for Pollinators and Beneficial Insects
The plants in this list are recommended for use in pollinator habitat restoration and enhancement projects in urban, rural, natural, and agricultural landscapes in the California Deserts and Southern Nevada.
Donor Newsletter of the Xerces Society
Our twice-yearly update for members, which highlights key Xerces Society projects and current conservation efforts.
Technical Note
This beneficial insect monitoring protocol consists of three distinct monitoring methods: floral observations, foliar monitoring, and aphid mummy monitoring. Running these monitoring methods in both cropped areas and surrounding habitat may provide the most useful assessment of beneficial insects on the farm as a whole. Using all three methods will yield the most robust data, but each can also be used independently.
A Guide for Producers in the Great Plains
Rangelands are important for pollinators, providing contiguous and often expansive areas of habitat (food and shelter) in the Great Plains. These best management practices (BMPs) will help you manage your rangeland using grazing, fire, or haying, to support both livestock production and pollinator health.
Guidelines for Planning, Preparation, Design, Installation, and Maintenance

Native meadows, filled with perennial wildflower mosaics and waving grasses, are growing in popularity with property owners and designers because they provide benefits to people, pollinators, and wildlife while demonstrating sustainability values. These meadowscapes offer economic and ecological advantages over intensively managed horticultural landscapes. Seeded meadows are low-input alternatives to containerized plantings or certain turf spaces, and so they have a role to play in institutional, commercial, and multifamily residential projects.

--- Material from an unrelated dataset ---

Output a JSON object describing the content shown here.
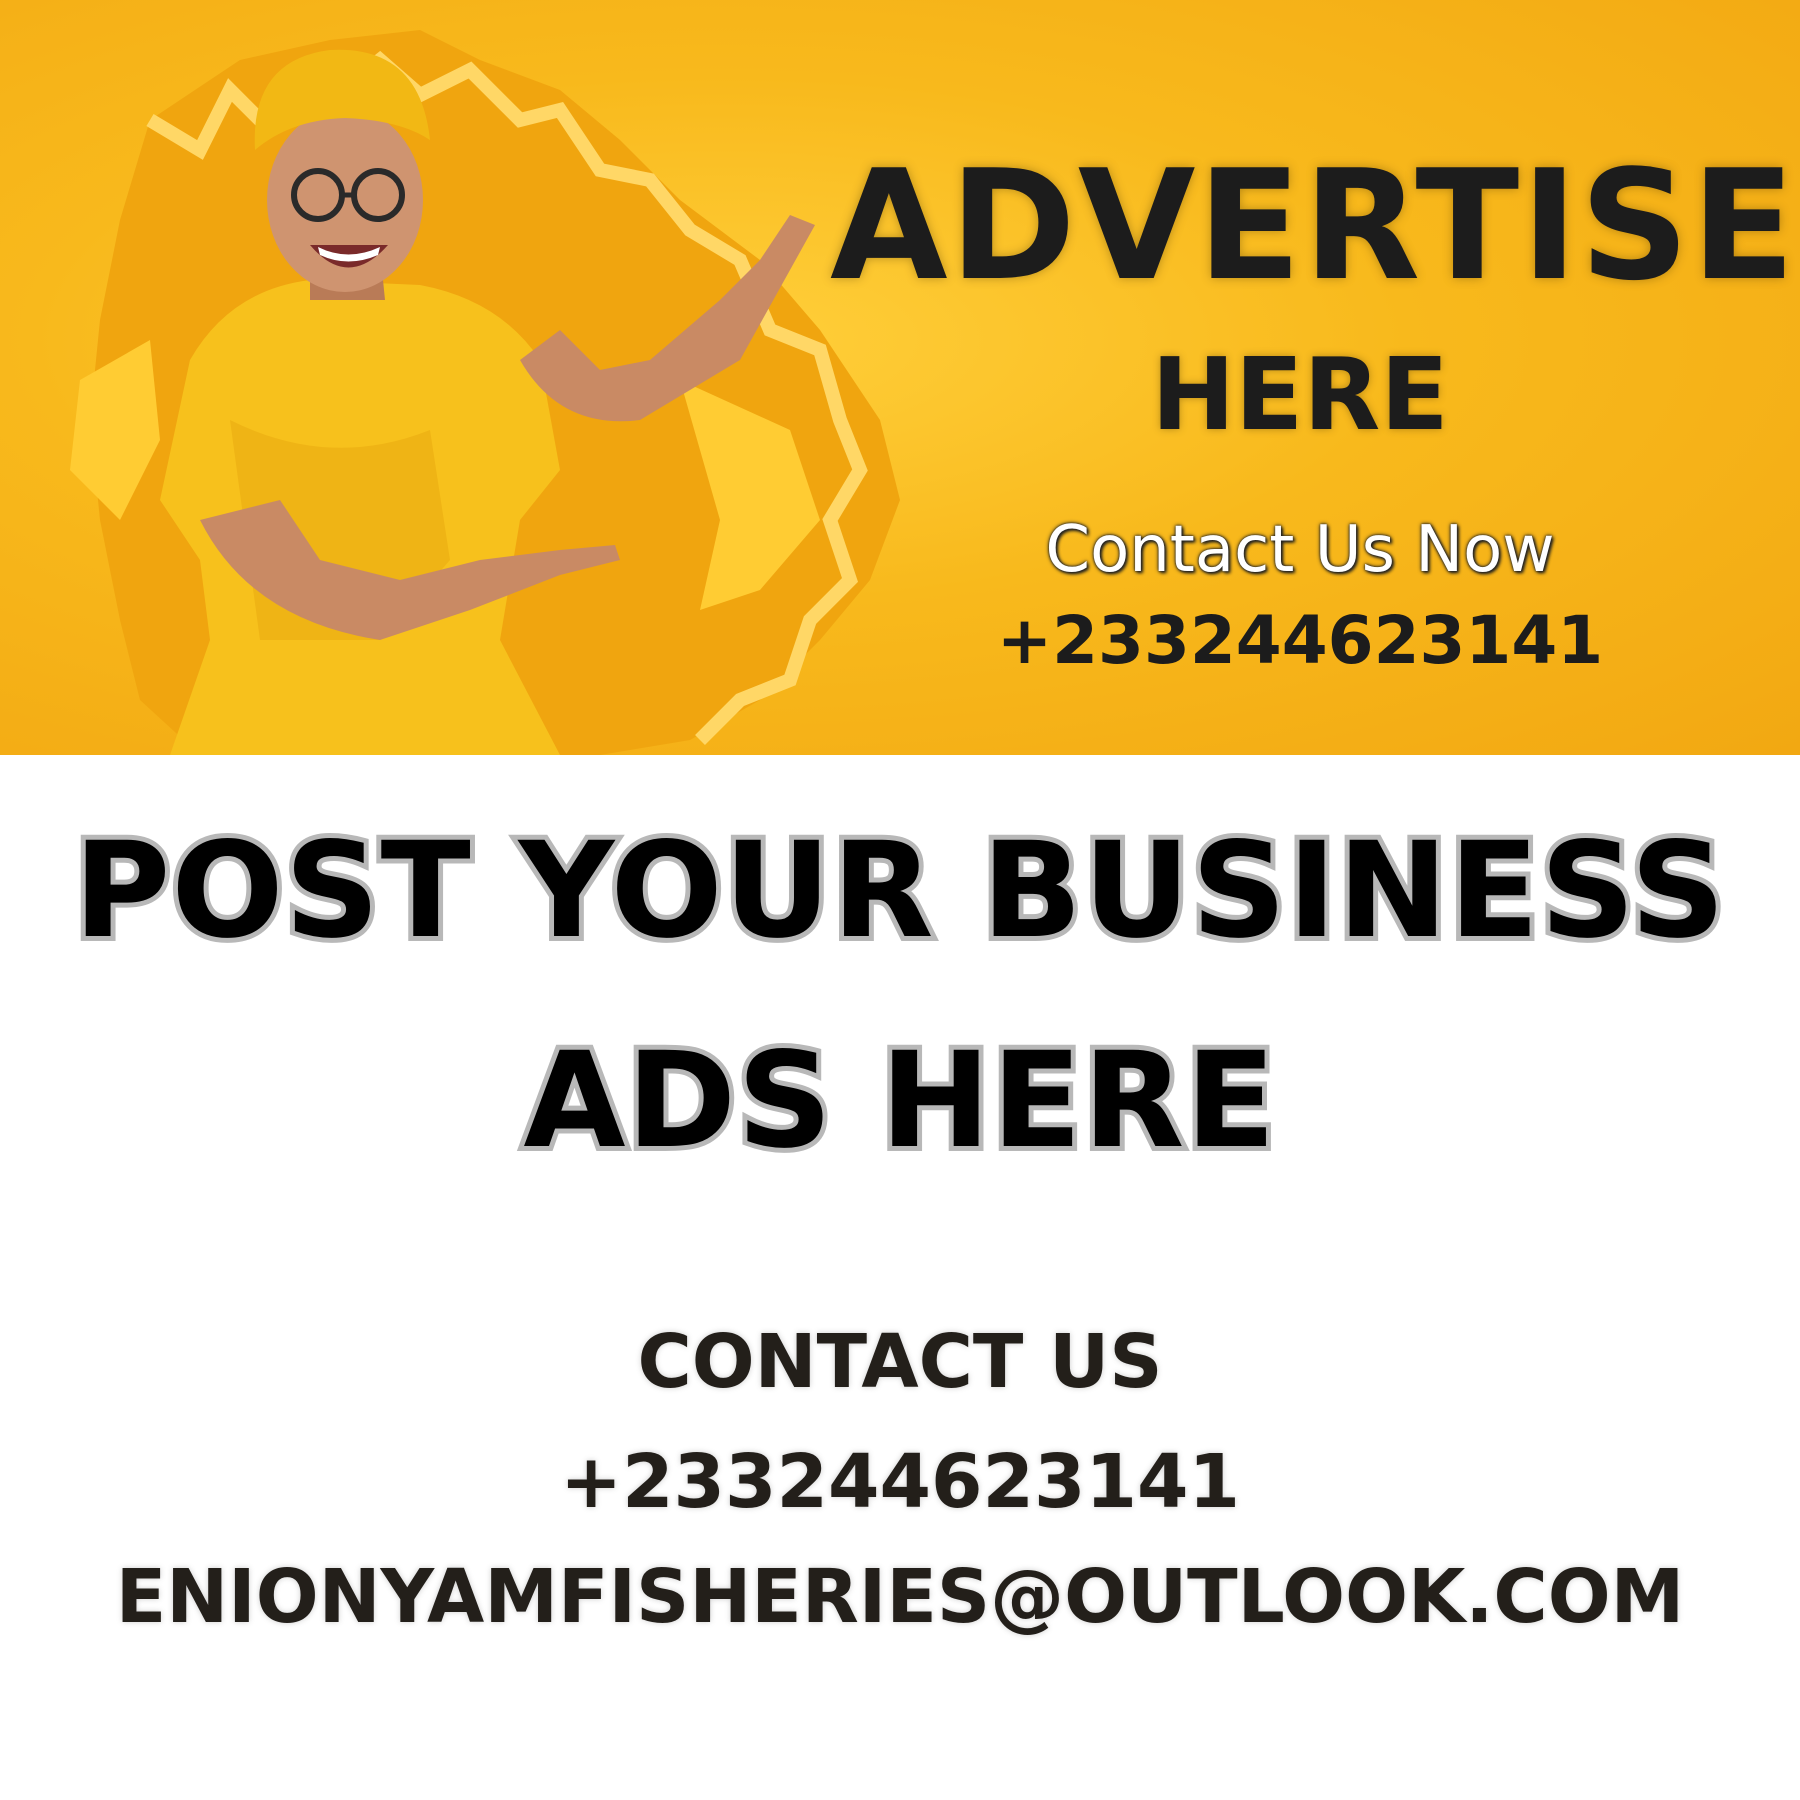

Opportunities abound in cities, towns, and campuses to support bees, butterflies, and other wildlife. Many outdoor spaces—from parks and school grounds to roadsides and business campuses—can provide valuable pollinator habitat. Along with new habitat, pollinators need protection from pesticides. Thoughtful pest management efforts work to reduce pesticide use and mitigate risks when pesticides are used. Such efforts can enhance the value of pollinator habitat and serve communities, offering a variety of benefits such as keeping children safe and protecting water quality.

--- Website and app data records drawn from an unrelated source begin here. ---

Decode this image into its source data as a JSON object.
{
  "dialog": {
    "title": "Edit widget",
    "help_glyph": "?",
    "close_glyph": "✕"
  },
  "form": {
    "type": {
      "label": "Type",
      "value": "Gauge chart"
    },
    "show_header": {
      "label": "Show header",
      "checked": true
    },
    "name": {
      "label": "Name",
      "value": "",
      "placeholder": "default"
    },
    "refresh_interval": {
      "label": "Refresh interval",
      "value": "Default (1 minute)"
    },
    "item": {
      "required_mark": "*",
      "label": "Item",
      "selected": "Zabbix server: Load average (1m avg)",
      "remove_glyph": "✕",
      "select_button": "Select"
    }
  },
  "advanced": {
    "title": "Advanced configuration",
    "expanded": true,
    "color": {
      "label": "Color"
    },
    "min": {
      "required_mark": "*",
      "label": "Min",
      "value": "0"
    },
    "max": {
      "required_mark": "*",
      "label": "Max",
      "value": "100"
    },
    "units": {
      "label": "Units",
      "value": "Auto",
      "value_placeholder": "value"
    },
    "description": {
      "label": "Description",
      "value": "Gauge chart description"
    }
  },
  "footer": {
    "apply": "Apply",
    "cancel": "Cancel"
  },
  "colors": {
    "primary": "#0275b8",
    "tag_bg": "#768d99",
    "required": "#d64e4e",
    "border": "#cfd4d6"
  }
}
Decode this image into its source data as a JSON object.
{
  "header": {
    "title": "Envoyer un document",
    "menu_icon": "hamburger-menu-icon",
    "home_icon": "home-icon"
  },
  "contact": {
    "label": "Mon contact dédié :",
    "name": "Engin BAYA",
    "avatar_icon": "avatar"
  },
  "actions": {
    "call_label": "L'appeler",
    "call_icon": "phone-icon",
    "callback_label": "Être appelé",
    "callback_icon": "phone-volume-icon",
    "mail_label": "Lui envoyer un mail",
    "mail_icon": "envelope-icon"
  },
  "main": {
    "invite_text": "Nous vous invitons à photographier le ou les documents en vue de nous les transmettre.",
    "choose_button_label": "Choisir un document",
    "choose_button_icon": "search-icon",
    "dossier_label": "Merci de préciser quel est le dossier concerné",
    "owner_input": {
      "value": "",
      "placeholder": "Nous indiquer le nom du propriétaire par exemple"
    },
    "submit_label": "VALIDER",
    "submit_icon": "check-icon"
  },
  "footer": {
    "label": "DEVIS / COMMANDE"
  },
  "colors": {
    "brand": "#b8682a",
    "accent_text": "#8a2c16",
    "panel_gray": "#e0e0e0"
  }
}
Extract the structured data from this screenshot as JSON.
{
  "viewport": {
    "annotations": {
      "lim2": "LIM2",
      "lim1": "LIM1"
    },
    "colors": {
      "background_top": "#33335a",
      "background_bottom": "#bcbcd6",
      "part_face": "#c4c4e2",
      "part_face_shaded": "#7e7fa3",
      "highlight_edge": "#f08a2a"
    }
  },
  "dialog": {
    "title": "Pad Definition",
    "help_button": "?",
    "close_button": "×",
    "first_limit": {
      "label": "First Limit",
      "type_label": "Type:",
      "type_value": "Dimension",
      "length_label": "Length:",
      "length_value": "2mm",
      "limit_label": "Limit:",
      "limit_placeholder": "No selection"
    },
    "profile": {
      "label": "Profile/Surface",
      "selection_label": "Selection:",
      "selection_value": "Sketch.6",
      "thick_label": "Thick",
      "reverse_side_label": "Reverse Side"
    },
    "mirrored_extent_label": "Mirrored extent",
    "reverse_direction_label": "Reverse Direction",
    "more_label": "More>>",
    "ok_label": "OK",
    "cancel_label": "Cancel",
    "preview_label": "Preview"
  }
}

Artificial light at night, or ALAN for short, may be one of the main drivers of firefly declines. At least 80% of the firefly species found in the United States and Canada communicate with each other using bioluminescent light signals in the form of flashes, flickers, or glows. These species are active at dusk or after dark, and artificial lights that are on at this time can make it harder for them to see each other. It may also make fireflies more vulnerable to predators that would otherwise be repelled by their light.

Western monarchs need everyone’s help. Starting in 2018, monarch butterflies had tough seasons in their migratory and breeding grounds in the western states and, in the past two falls, the annual Xerces Western Monarch Thanksgiving Count showed that the population hit a new low: In both 2018 and 2019, volunteers counted under 30,000 monarchs—less than 1% of the population’s historic size. This Western Monarch Call to Action, led by the Xerces Society for Invertebrate Conservation, aims to provide a set of rapid-response conservation actions that, if applied immediately, can help the western monarch population bounce back from its critically low overwintering size.

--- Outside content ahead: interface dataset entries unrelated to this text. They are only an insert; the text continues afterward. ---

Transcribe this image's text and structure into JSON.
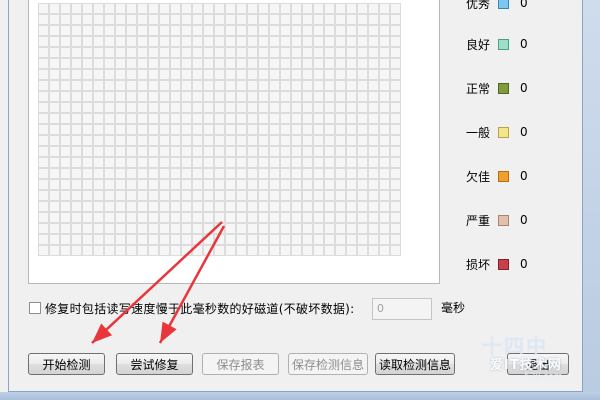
{
  "legend": {
    "items": [
      {
        "label": "优秀",
        "count": "0",
        "color": "#7cc8ee",
        "border": "#3c86b6"
      },
      {
        "label": "良好",
        "count": "0",
        "color": "#9ddfc8",
        "border": "#4d9e86"
      },
      {
        "label": "正常",
        "count": "0",
        "color": "#7e9b3e",
        "border": "#4d6a20"
      },
      {
        "label": "一般",
        "count": "0",
        "color": "#f5e58a",
        "border": "#b8a34a"
      },
      {
        "label": "欠佳",
        "count": "0",
        "color": "#f0a030",
        "border": "#b86e10"
      },
      {
        "label": "严重",
        "count": "0",
        "color": "#e2c0ac",
        "border": "#a8846e"
      },
      {
        "label": "损坏",
        "count": "0",
        "color": "#c8404a",
        "border": "#8a1e26"
      }
    ]
  },
  "options": {
    "repair_slow_label": "修复时包括读写速度慢于此毫秒数的好磁道(不破坏数据):",
    "threshold_value": "0",
    "threshold_unit": "毫秒"
  },
  "buttons": {
    "start_check": "开始检测",
    "try_repair": "尝试修复",
    "save_report": "保存报表",
    "save_check_info": "保存检测信息",
    "read_check_info": "读取检测信息",
    "exit": "退出"
  },
  "annotation": {
    "arrow_color": "#e8363b"
  },
  "watermark": {
    "line1": "十四中",
    "line2": "爱IT技术网",
    "line3": "52ij.com"
  }
}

Imagine that the city of Los Angeles had shrunk to the size of the town of Monterey. You’d be shocked. Basically, that is what has happened to the monarch butterflies that overwinter in California. In 2018, the population of western monarchs hit a record low of less than 29,000 butterflies. In 2019, the number of butterflies was 29,418—better, but still a decline of over 99% since the 1980s, when the number of monarchs flying to California for the winter is estimated to have been 4.5 million. For every 160 monarchs there were 30 years ago, there is only one left flying today.